The patients who received SES in the STRATEGY trial were treated with thienopyridines (ticlopidine or clopidogrel) for an average of 6 months after the procedure. Optimal duration of thienopyridine therapy after implantation of drug-eluting stents is not known. Although specific studies on this topic are lacking, recent recommendations call for at least a 1-year duration (12).
In summary, drug-eluting stents are still a young technology with many unknowns, but also with a great potential for improvement. Initial optimism that claimed elimination of restenosis with drug-eluting stents is not supported by abundant evidence showing that restenosis is far from being completely defeated by current technology. However, emerging skepticism about late safety of drug-eluting stents is not justified by available evidence regarding long-term outcomes of patients treated with this therapy. The 2-year results of the STRATEGY trial are the most recent confirmation of this. Both unjustified optimism and skepticism may be equally harmful to patients with coronary artery disease. We should resist the temptation common to the lay media of prematurely proclaiming both the success and failure of a treatment strategy. Drug-eluting stents may have lost in brightness but not in real value.
↵1 Dr. Kastrati has received lecture fees from Bristol-Myers Squibb, Cordis, GlaxoSmithKline, Lilly, Medtronic, Novartis, and Sanofi-Aventis
↵2 Dr. Schömig has received unrestricted grant support for the Department of Cardiology he chairs from Amersham/General Electric, Bayerische Forschungsstiftung, Bristol-Myers Squibb, Cordis, Cryocath, Guidant, Medtronic, Nycomed, and Schering.

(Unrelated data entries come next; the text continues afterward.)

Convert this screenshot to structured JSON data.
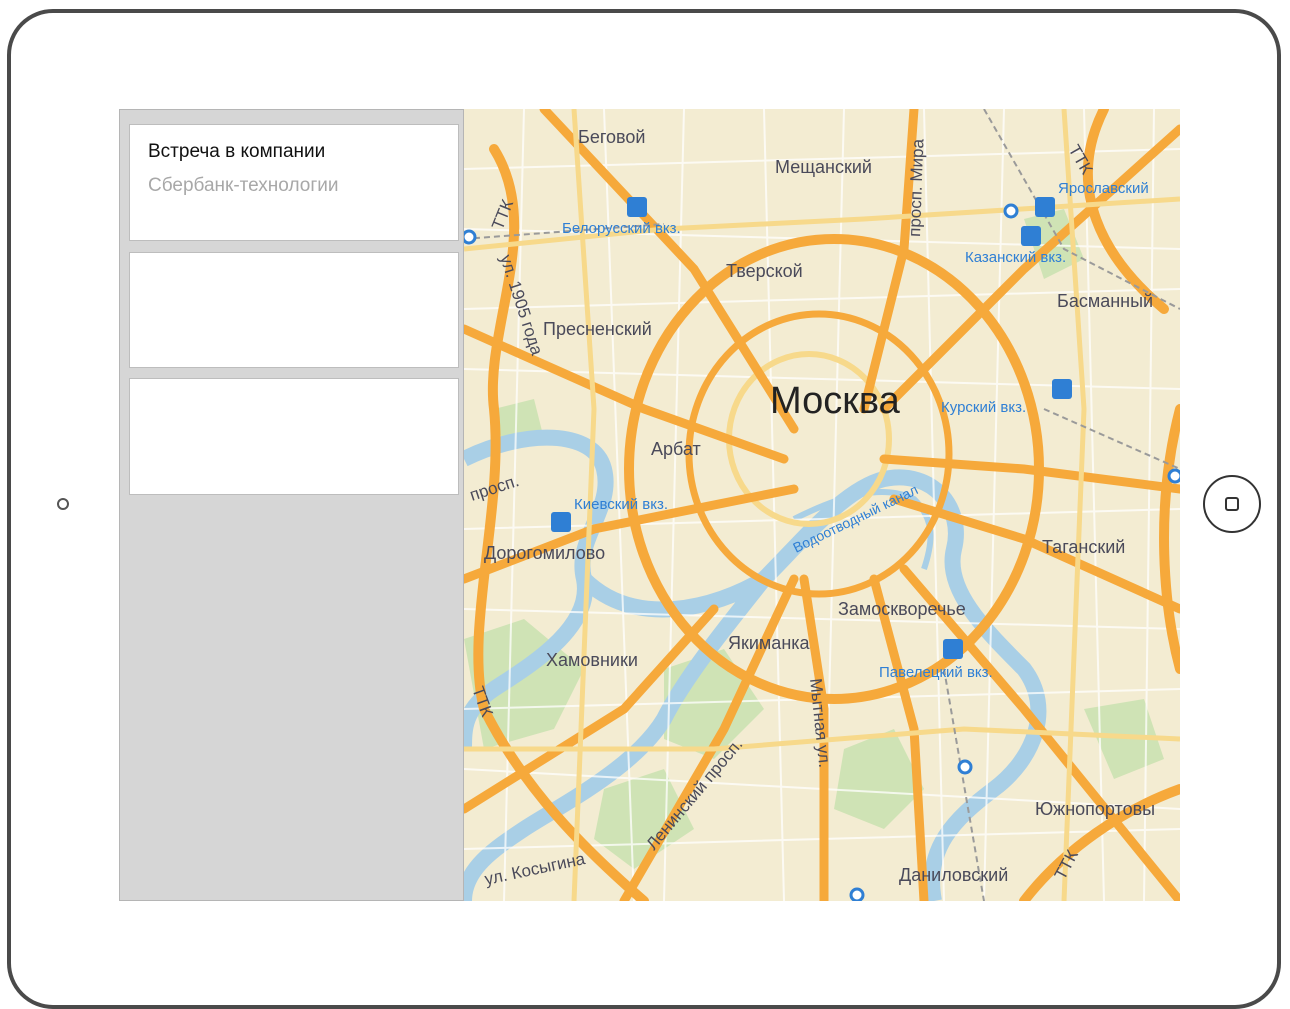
{
  "meetings": [
    {
      "title": "Встреча в компании",
      "subtitle": "Сбербанк-технологии"
    },
    {
      "title": "",
      "subtitle": ""
    },
    {
      "title": "",
      "subtitle": ""
    }
  ],
  "map": {
    "city": "Москва",
    "districts": [
      "Беговой",
      "Мещанский",
      "Тверской",
      "Басманный",
      "Пресненский",
      "Арбат",
      "Дорогомилово",
      "Таганский",
      "Замоскворечье",
      "Якиманка",
      "Хамовники",
      "Южнопортовы",
      "Даниловский"
    ],
    "stations": [
      "Белорусский вкз.",
      "Ярославский",
      "Казанский вкз.",
      "Курский вкз.",
      "Киевский вкз.",
      "Павелецкий вкз."
    ],
    "streets": [
      "ТТК",
      "ТТК",
      "ТТК",
      "ТТК",
      "просп. Мира",
      "ул. 1905 года",
      "просп.",
      "Водоотводный канал",
      "Ленинский просп.",
      "Мытная ул.",
      "ул. Косыгина"
    ]
  },
  "colors": {
    "road": "#f6a93b",
    "road_light": "#f7d98b",
    "water": "#a9cfe6",
    "park": "#cfe3b5",
    "land": "#f3ecd2",
    "label": "#4a4a5a",
    "station": "#2f7fd4"
  }
}
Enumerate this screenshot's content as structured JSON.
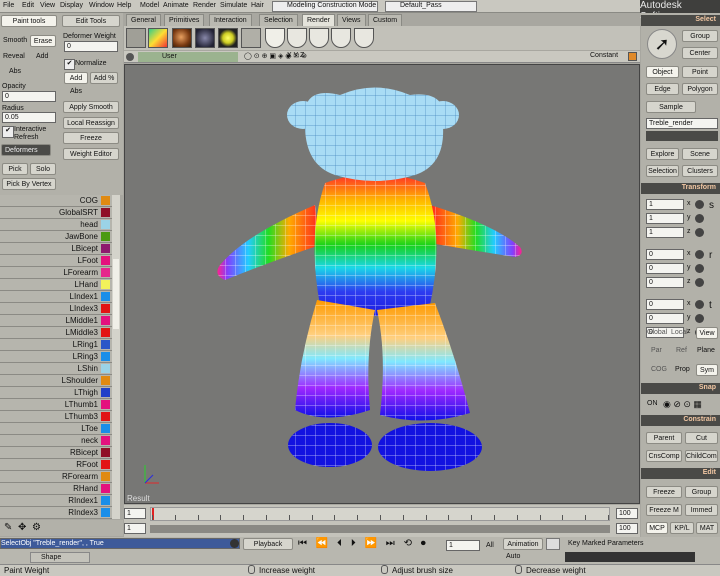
{
  "app": {
    "brand": "Autodesk Softimage"
  },
  "menu": [
    "File",
    "Edit",
    "View",
    "Display",
    "Window",
    "Help",
    "Model",
    "Animate",
    "Render",
    "Simulate",
    "Hair"
  ],
  "mode_selector": "Modeling Construction Mode",
  "pass_selector": "Default_Pass",
  "top_tabs": [
    "General",
    "Primitives",
    "Interaction",
    "Selection",
    "Render",
    "Views",
    "Custom"
  ],
  "left_panel": {
    "tab_paint": "Paint tools",
    "tab_edit": "Edit Tools",
    "smooth": "Smooth",
    "erase": "Erase",
    "reveal": "Reveal",
    "add": "Add",
    "abs": "Abs",
    "opacity_label": "Opacity",
    "opacity_value": "0",
    "radius_label": "Radius",
    "radius_value": "0.05",
    "interactive_refresh": "Interactive Refresh",
    "deformers": "Deformers",
    "pick": "Pick",
    "solo": "Solo",
    "pick_by_vertex": "Pick By Vertex",
    "deformer_weight_label": "Deformer Weight",
    "deformer_weight_value": "0",
    "normalize": "Normalize",
    "add2": "Add",
    "add_pct": "Add %",
    "abs2": "Abs",
    "apply_smooth": "Apply Smooth",
    "local_reassign": "Local Reassign",
    "freeze": "Freeze",
    "weight_editor": "Weight Editor"
  },
  "joints": [
    {
      "name": "COG",
      "color": "#e08a12"
    },
    {
      "name": "GlobalSRT",
      "color": "#8f1027"
    },
    {
      "name": "head",
      "color": "#9bd3e6"
    },
    {
      "name": "JawBone",
      "color": "#4b9a12"
    },
    {
      "name": "LBicept",
      "color": "#8e1a6e"
    },
    {
      "name": "LFoot",
      "color": "#e4117e"
    },
    {
      "name": "LForearm",
      "color": "#e6268c"
    },
    {
      "name": "LHand",
      "color": "#f2f25a"
    },
    {
      "name": "LIndex1",
      "color": "#1a8ee8"
    },
    {
      "name": "LIndex3",
      "color": "#e21414"
    },
    {
      "name": "LMiddle1",
      "color": "#e4117e"
    },
    {
      "name": "LMiddle3",
      "color": "#e21414"
    },
    {
      "name": "LRing1",
      "color": "#2a56c8"
    },
    {
      "name": "LRing3",
      "color": "#1a8ee8"
    },
    {
      "name": "LShin",
      "color": "#9bd3e6"
    },
    {
      "name": "LShoulder",
      "color": "#e08a12"
    },
    {
      "name": "LThigh",
      "color": "#2040c8"
    },
    {
      "name": "LThumb1",
      "color": "#e4117e"
    },
    {
      "name": "LThumb3",
      "color": "#e21414"
    },
    {
      "name": "LToe",
      "color": "#1a8ee8"
    },
    {
      "name": "neck",
      "color": "#e4117e"
    },
    {
      "name": "RBicept",
      "color": "#8f1027"
    },
    {
      "name": "RFoot",
      "color": "#e21414"
    },
    {
      "name": "RForearm",
      "color": "#e08a12"
    },
    {
      "name": "RHand",
      "color": "#e4117e"
    },
    {
      "name": "RIndex1",
      "color": "#1a8ee8"
    },
    {
      "name": "RIndex3",
      "color": "#1a8ee8"
    }
  ],
  "viewport": {
    "camera": "User",
    "axes": "X Y Z",
    "shading": "Constant",
    "result_label": "Result"
  },
  "right_panel": {
    "select_header": "Select",
    "group": "Group",
    "center": "Center",
    "object": "Object",
    "point": "Point",
    "edge": "Edge",
    "polygon": "Polygon",
    "sample": "Sample",
    "selected_name": "Treble_render",
    "explore": "Explore",
    "scene": "Scene",
    "selection": "Selection",
    "clusters": "Clusters",
    "transform_header": "Transform",
    "rows": [
      {
        "value": "1",
        "axis": "x",
        "tag": "s"
      },
      {
        "value": "1",
        "axis": "y",
        "tag": ""
      },
      {
        "value": "1",
        "axis": "z",
        "tag": ""
      },
      {
        "value": "0",
        "axis": "x",
        "tag": "r"
      },
      {
        "value": "0",
        "axis": "y",
        "tag": ""
      },
      {
        "value": "0",
        "axis": "z",
        "tag": ""
      },
      {
        "value": "0",
        "axis": "x",
        "tag": "t"
      },
      {
        "value": "0",
        "axis": "y",
        "tag": ""
      },
      {
        "value": "0",
        "axis": "z",
        "tag": ""
      }
    ],
    "global": "Global",
    "local": "Local",
    "view": "View",
    "par": "Par",
    "ref": "Ref",
    "plane": "Plane",
    "cog": "COG",
    "prop": "Prop",
    "sym": "Sym",
    "snap_header": "Snap",
    "on": "ON",
    "constrain_header": "Constrain",
    "parent": "Parent",
    "cut": "Cut",
    "cnscomp": "CnsComp",
    "childcomp": "ChildComp",
    "edit_header": "Edit",
    "freeze": "Freeze",
    "group2": "Group",
    "freeze_m": "Freeze M",
    "immed": "Immed",
    "mcp": "MCP",
    "kpl": "KP/L",
    "mat": "MAT"
  },
  "timeline": {
    "start": "1",
    "end": "100",
    "end2": "100",
    "ticks": [
      "1",
      "5",
      "10",
      "15",
      "20",
      "25",
      "30",
      "35",
      "40",
      "45",
      "50",
      "55",
      "60",
      "65",
      "70",
      "75",
      "80",
      "85",
      "90",
      "95",
      "100"
    ],
    "playback": "Playback",
    "frame": "1",
    "all": "All",
    "animation": "Animation",
    "auto": "Auto",
    "key_marked": "Key Marked Parameters"
  },
  "command_line": "SelectObj \"Treble_render\", , True",
  "shape_manager_tab": "Shape Manager",
  "status": {
    "tool": "Paint Weight",
    "l": "Increase weight",
    "m": "Adjust brush size",
    "r": "Decrease weight"
  }
}
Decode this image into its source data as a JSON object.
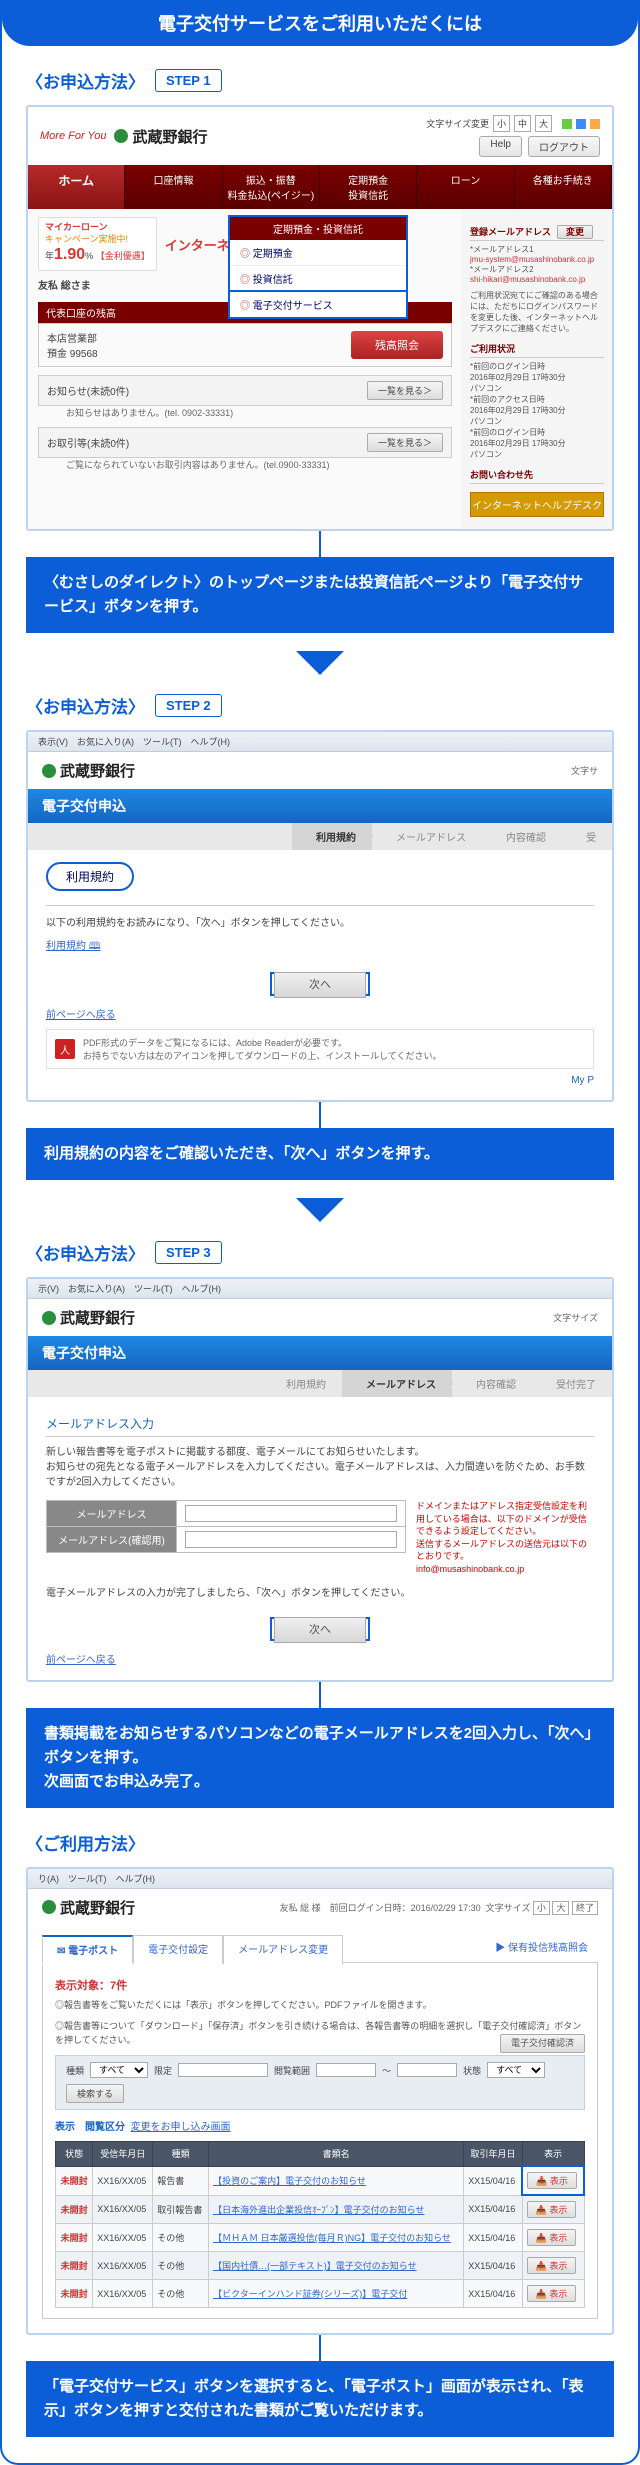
{
  "title": "電子交付サービスをご利用いただくには",
  "section_label": "〈お申込方法〉",
  "usage_label": "〈ご利用方法〉",
  "steps": {
    "s1": "STEP 1",
    "s2": "STEP 2",
    "s3": "STEP 3"
  },
  "captions": {
    "c1": "〈むさしのダイレクト〉のトップページまたは投資信託ページより「電子交付サービス」ボタンを押す。",
    "c2": "利用規約の内容をご確認いただき、「次へ」ボタンを押す。",
    "c3": "書類掲載をお知らせするパソコンなどの電子メールアドレスを2回入力し、「次へ」ボタンを押す。\n次画面でお申込み完了。",
    "c4": "「電子交付サービス」ボタンを選択すると、「電子ポスト」画面が表示され、「表示」ボタンを押すと交付された書類がご覧いただけます。"
  },
  "s1": {
    "mfy": "More For You",
    "bank": "武蔵野銀行",
    "font_label": "文字サイズ変更",
    "fs": [
      "小",
      "中",
      "大"
    ],
    "help": "Help",
    "logout": "ログアウト",
    "nav": [
      "ホーム",
      "口座情報",
      "振込・振替\n料金払込(ペイジー)",
      "定期預金\n投資信託",
      "ローン",
      "各種お手続き"
    ],
    "popup_hd": "定期預金・投資信託",
    "popup_items": [
      "定期預金",
      "投資信託",
      "電子交付サービス"
    ],
    "mycar_t": "マイカーローン",
    "mycar_s": "キャンペーン実施中!",
    "mycar_pre": "年",
    "mycar_rate": "1.90",
    "mycar_pct": "%",
    "mycar_note": "【金利優遇】",
    "internet": "インターネ",
    "greet": "友私 総さま",
    "sec_balance": "代表口座の残高",
    "acct_branch": "本店営業部",
    "acct_type": "預金 99568",
    "inquiry_btn": "残高照会",
    "notice_hd": "お知らせ(未読0件)",
    "notice_txt": "お知らせはありません。(tel. 0902-33331)",
    "deal_hd": "お取引等(未読0件)",
    "deal_txt": "ご覧になられていないお取引内容はありません。(tel.0900-33331)",
    "list_btn": "一覧を見る＞",
    "right": {
      "r1_hd": "登録メールアドレス",
      "r1_chg": "変更",
      "r1_sub": "*メールアドレス1",
      "r1_v1": "jmu-system@musashinobank.co.jp",
      "r1_sub2": "*メールアドレス2",
      "r1_v2": "shi-hikari@musashinobank.co.jp",
      "r2_hd": "ご利用状況宛てにご確認のある場合には、ただちにログインパスワードを変更した後、インターネットヘルプデスクにご連絡ください。",
      "r3_hd": "ご利用状況",
      "r3_a": "*前回のログイン日時",
      "r3_av": "2016年02月29日 17時30分\nパソコン",
      "r3_b": "*前回のアクセス日時",
      "r3_bv": "2016年02月29日 17時30分\nパソコン",
      "r3_c": "*前回のログイン日時",
      "r3_cv": "2016年02月29日 17時30分\nパソコン",
      "r4_hd": "お問い合わせ先",
      "helpdesk": "インターネットヘルプデスク"
    }
  },
  "s2": {
    "ie": "表示(V)　お気に入り(A)　ツール(T)　ヘルプ(H)",
    "bank": "武蔵野銀行",
    "right": "文字サ",
    "band": "電子交付申込",
    "crumbs": [
      "利用規約",
      "メールアドレス",
      "内容確認",
      "受"
    ],
    "oval": "利用規約",
    "txt": "以下の利用規約をお読みになり、「次へ」ボタンを押してください。",
    "link": "利用規約 🕮",
    "next": "次へ",
    "back": "前ページへ戻る",
    "pdf1": "PDF形式のデータをご覧になるには、Adobe Readerが必要です。",
    "pdf2": "お持ちでない方は左のアイコンを押してダウンロードの上、インストールしてください。",
    "myp": "My P"
  },
  "s3": {
    "ie": "示(V)　お気に入り(A)　ツール(T)　ヘルプ(H)",
    "bank": "武蔵野銀行",
    "right": "文字サイズ",
    "band": "電子交付申込",
    "crumbs": [
      "利用規約",
      "メールアドレス",
      "内容確認",
      "受付完了"
    ],
    "sec_hd": "メールアドレス入力",
    "para1": "新しい報告書等を電子ポストに掲載する都度、電子メールにてお知らせいたします。",
    "para2": "お知らせの宛先となる電子メールアドレスを入力してください。電子メールアドレスは、入力間違いを防ぐため、お手数ですが2回入力してください。",
    "fld1": "メールアドレス",
    "fld2": "メールアドレス(確認用)",
    "rnote1": "ドメインまたはアドレス指定受信設定を利用している場合は、以下のドメインが受信できるよう設定してください。",
    "rnote2": "送信するメールアドレスの送信元は以下のとおりです。",
    "rnote3": "info@musashinobank.co.jp",
    "done": "電子メールアドレスの入力が完了しましたら、「次へ」ボタンを押してください。",
    "next": "次へ",
    "back": "前ページへ戻る"
  },
  "s4": {
    "ie": "り(A)　ツール(T)　ヘルプ(H)",
    "bank": "武蔵野銀行",
    "user_info": "友私 総 様　前回ログイン日時：2016/02/29 17:30",
    "font_label": "文字サイズ",
    "fs": [
      "小",
      "大",
      "終了"
    ],
    "tabs": [
      "電子ポスト",
      "電子交付設定",
      "メールアドレス変更"
    ],
    "tab_icon": "✉",
    "right_link": "▶ 保有投信残高照会",
    "count": "表示対象：7件",
    "note1": "◎報告書等をご覧いただくには「表示」ボタンを押してください。PDFファイルを開きます。",
    "note2": "◎報告書等について「ダウンロード」「保存済」ボタンを引き続ける場合は、各報告書等の明細を選択し「電子交付確認済」ボタンを押してください。",
    "confirm_btn": "電子交付確認済",
    "sub_hd": "表示　閲覧区分",
    "sub_link": "変更をお申し込み画面",
    "sb_lbl_kind": "種類",
    "sb_all": "すべて",
    "sb_strict": "限定",
    "sb_lbl_period": "閲覧範囲",
    "sb_lbl_stat": "状態",
    "sb_search": "検索する",
    "th": [
      "状態",
      "受信年月日",
      "種類",
      "書類名",
      "取引年月日",
      "表示"
    ],
    "rows": [
      {
        "st": "未開封",
        "d1": "XX16/XX/05",
        "k": "報告書",
        "doc": "【投資のご案内】電子交付のお知らせ",
        "d2": "XX15/04/16",
        "b": "表示"
      },
      {
        "st": "未開封",
        "d1": "XX16/XX/05",
        "k": "取引報告書",
        "doc": "【日本海外進出企業投信ｵｰﾌﾟﾝ】電子交付のお知らせ",
        "d2": "XX15/04/16",
        "b": "表示"
      },
      {
        "st": "未開封",
        "d1": "XX16/XX/05",
        "k": "その他",
        "doc": "【ＭＨＡＭ 日本厳選投信(毎月Ｒ)NG】電子交付のお知らせ",
        "d2": "XX15/04/16",
        "b": "表示"
      },
      {
        "st": "未開封",
        "d1": "XX16/XX/05",
        "k": "その他",
        "doc": "【国内社債…(一部テキスト)】電子交付のお知らせ",
        "d2": "XX15/04/16",
        "b": "表示"
      },
      {
        "st": "未開封",
        "d1": "XX16/XX/05",
        "k": "その他",
        "doc": "【ビクターインハンド証券(シリーズ)】電子交付",
        "d2": "XX15/04/16",
        "b": "表示"
      }
    ]
  }
}
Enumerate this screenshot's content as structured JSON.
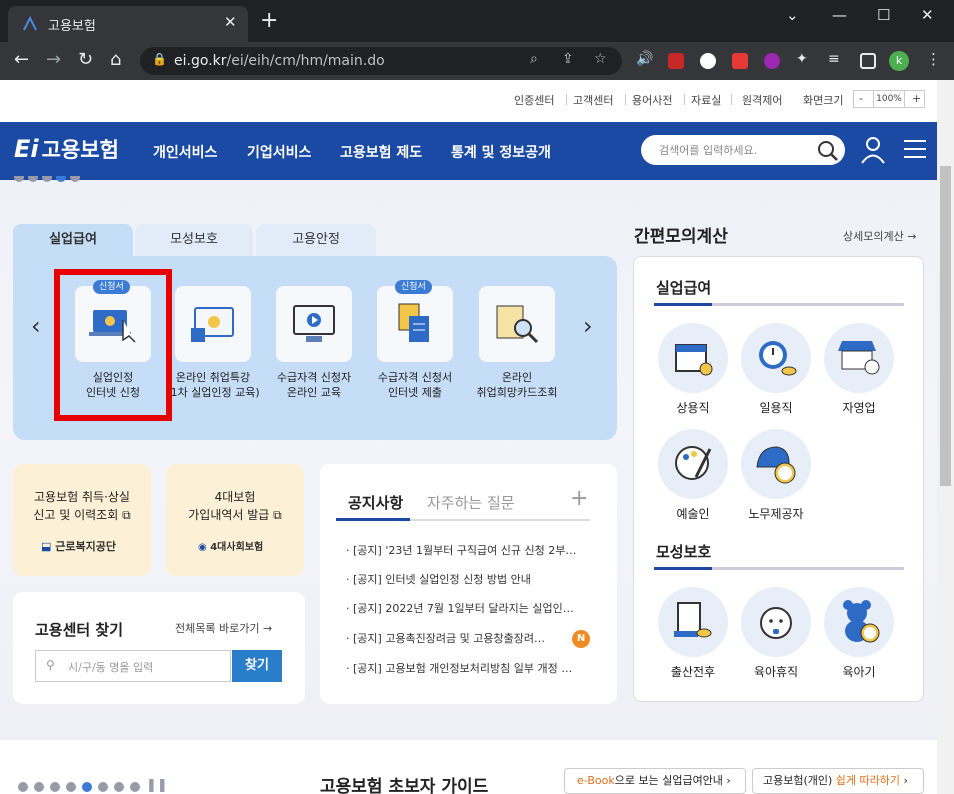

↵⁎ Editorials published in the Journal of the American College of Cardiologyreflect the views of the authors and do not necessarily represent the views of JACCor the American College of Cardiology.
- American College of Cardiology Foundation
- Schömig A.,
- Kastrati A.,
- Wessely R.
- Spaulding C.,
- Henry P.,
- Teiger E.,
- et al.
- Valgimigli M.,
- Campo G.,
- Arcozzi C.,
- et al.
- Curfman G.D.,
- Morrissey S.,
- Jarcho J.A.,
- Drazen J.M.
- ↵Camenzind E. Safety of Drug-Eluting Stents: Insights From Meta Analysis. Available at: http://www.escardio.org/knowledge/congresses/CongressReports/hotlinesandctus/707009_Camenzind.htm. Accessed February 16, 2007.
- Joner M.,
- Finn A.V.,
- Farb A.,
- et al.
- Grines C.L.,
- Bonow R.O.,
- Casey D.E. Jr..,
- et al.